Field Trip to Big South Fork of the New River, Scott
(The following description by Bruce is from the NANFA email discussion list)
We went to a site upstream on the BSF/New River in Winona, TN, at JR Shute's recommendation. A good place, but the water was like reddish chocolate milk from sediment load. After cogitating on our options, we drove off to the northeast and wound up wandering around serious back roads that bore little relation to the roads in the DeLorme Gazetteer. This also didn't get us anywhere, as the creeks were either inaccessible, occupied by cows or silty. Finally we found a reasonable site on Paint Rock Creek in (I think) the town of Huntsville, TN. We only found one obvious septic tank seepage(!!) into the stream, downstream from where we mostly collected. (This being coal mining country, most people seemed to be really poor, with a few very well off. But I'll leave the details to my political economics class.) We were able to manipulate the smallish seine net I brought in the creek with reasonable effectiveness. We found lots of striped shiners and creek chubs, almost to the point of making us leave in frustration.

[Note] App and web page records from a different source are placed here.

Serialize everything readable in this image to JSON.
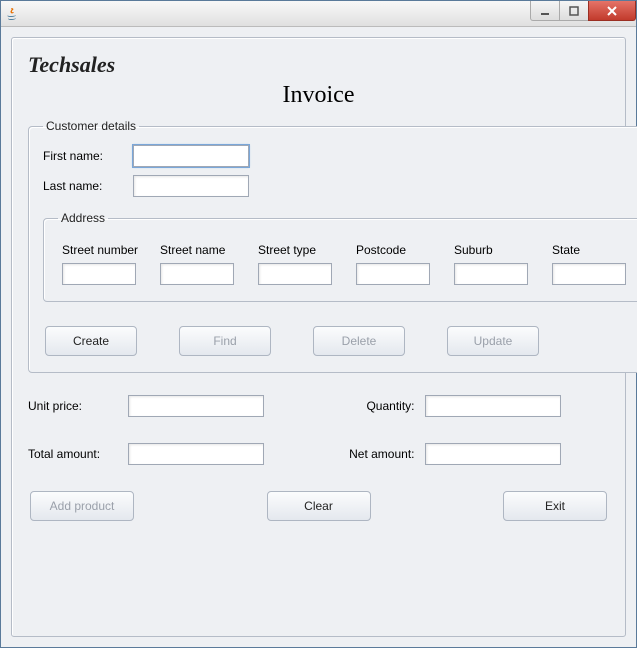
{
  "window": {
    "title": ""
  },
  "brand": "Techsales",
  "page_title": "Invoice",
  "customer": {
    "legend": "Customer details",
    "first_name_label": "First name:",
    "last_name_label": "Last name:",
    "first_name": "",
    "last_name": "",
    "address": {
      "legend": "Address",
      "cols": {
        "street_number": "Street number",
        "street_name": "Street name",
        "street_type": "Street type",
        "postcode": "Postcode",
        "suburb": "Suburb",
        "state": "State"
      },
      "values": {
        "street_number": "",
        "street_name": "",
        "street_type": "",
        "postcode": "",
        "suburb": "",
        "state": ""
      }
    },
    "buttons": {
      "create": "Create",
      "find": "Find",
      "delete": "Delete",
      "update": "Update"
    }
  },
  "pricing": {
    "unit_price_label": "Unit price:",
    "quantity_label": "Quantity:",
    "total_amount_label": "Total amount:",
    "net_amount_label": "Net amount:",
    "unit_price": "",
    "quantity": "",
    "total_amount": "",
    "net_amount": ""
  },
  "bottom_buttons": {
    "add_product": "Add product",
    "clear": "Clear",
    "exit": "Exit"
  }
}
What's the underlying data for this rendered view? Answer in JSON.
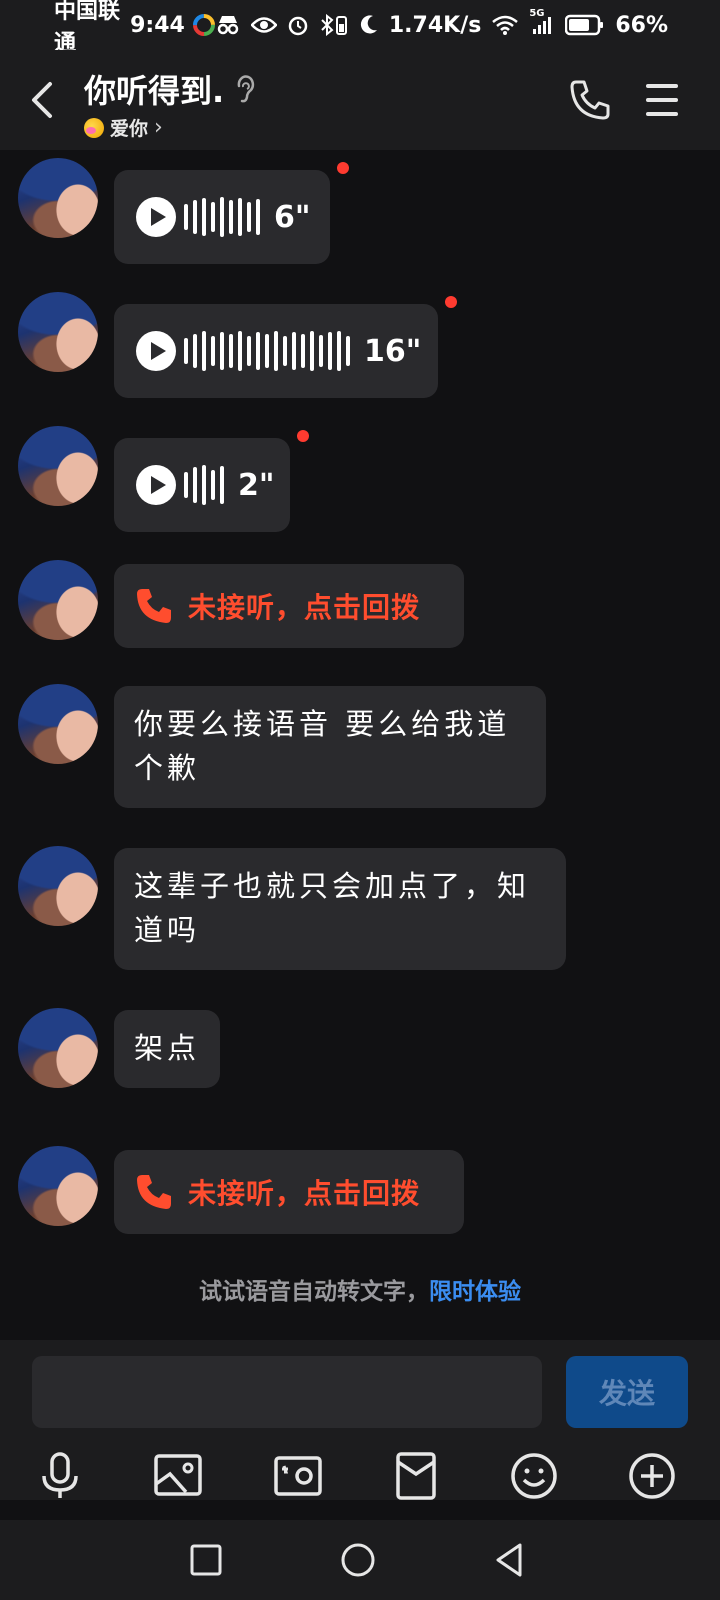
{
  "status_bar": {
    "carrier": "中国联通",
    "time": "9:44",
    "net_speed": "1.74K/s",
    "network": "5G",
    "battery": "66%"
  },
  "header": {
    "title": "你听得到.",
    "subtitle": "爱你",
    "subtitle_chevron": "›"
  },
  "messages": [
    {
      "type": "voice",
      "duration": "6\""
    },
    {
      "type": "voice",
      "duration": "16\""
    },
    {
      "type": "voice",
      "duration": "2\""
    },
    {
      "type": "missed_call",
      "text": "未接听，点击回拨"
    },
    {
      "type": "text",
      "text": "你要么接语音 要么给我道个歉"
    },
    {
      "type": "text",
      "text": "这辈子也就只会加点了，知道吗"
    },
    {
      "type": "text",
      "text": "架点"
    },
    {
      "type": "missed_call",
      "text": "未接听，点击回拨"
    }
  ],
  "hint": {
    "text": "试试语音自动转文字，",
    "link": "限时体验"
  },
  "input": {
    "placeholder": "",
    "send_label": "发送"
  },
  "toolbar_icons": [
    "microphone-icon",
    "image-icon",
    "camera-icon",
    "red-packet-icon",
    "emoji-icon",
    "plus-icon"
  ],
  "colors": {
    "background": "#111113",
    "bubble": "#2a2a2d",
    "missed_call": "#ff4d2e",
    "unread_dot": "#ff3b30",
    "link": "#3b8df0",
    "send_button": "#0f4a8a"
  }
}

But as we worked upstream we started finding an interesting diversity. Here's a list of common names, best as I can remember: brown bullhead rainbow darters ashy darter(??) (if so, a first for me certainly) longear sunfish (one esp. beautiful) bluegill sunfish rosefin shiners, in full breeding coloration! find of the day! sand shiners (a first for me, that's how far north we were) and... stonerollers! (I kept 7 for a genetics project; Campostoma anomalum?)
Not an overwhelming list compared to other sites we as a group have visited. But I'm afraid that this short list represents 150+ years of poor land use by poor people, in short the economic history of Appalachia. Inside the Park I bet we would have found more diverse stream communities. But that's pure conjecture on my part.
Even with a shortish list we all had a good time of it. I was happy to finally meet Geoff. Even with all my semi-political griping the area is still beautiful (esp. out of range of peoples' septic systems...) and I know I'd like to go back to the BSF with my wife and spend several nights. We were all struck by how clean and well-maintained the campsite and other use areas were in the Park. And I've barely mentioned the exquisite geology and rock formations (including obvious fossil-bearing sediments)... It's your Park system, visit the place!
Left to right: Joey Gullo, Jonathan Massie, Casper Cox, Geoff Kimber, Bruce Stallsmith
This is the source of the foul odor in the creek. Although I know these things happen with alarming frequency, it's still rather startling to personally observe this stuff trickling into the water where you're standing. I thought it was chemical waste at first glance, but it turmed out to be the outlet of a community cesspool. As you can see, everything in it's path dies, and then it goes into the stream...
Paint Rock Creek (TN), slightly above the doo-doo drainage.
Bruce Stallsmith initiates a young rookie from Marietta, GA, Joey Gullo. My collection bucket is in serious jeopardy here.
Rosefin shiners. (Thanks to Klaus for the photo tips on how to shoot 'em up close). How can these beauties survive in such polluted waters?
After the collecting is over, there is time to gab and ID the inevitable mystery fish we have encountered. Other than the obvious fellowship factor, another benefit is making sure before we leave the site that we haven't gathered a protected fish. Here Geoff Kimber (left) and Casper Cox attempt to ID the unknown darter o' day.
Stay tuned, more trips are coming up!
Click HERE to read an entertaining account by Casper Cox of a trip he took in the days around this Big South Fork get-together.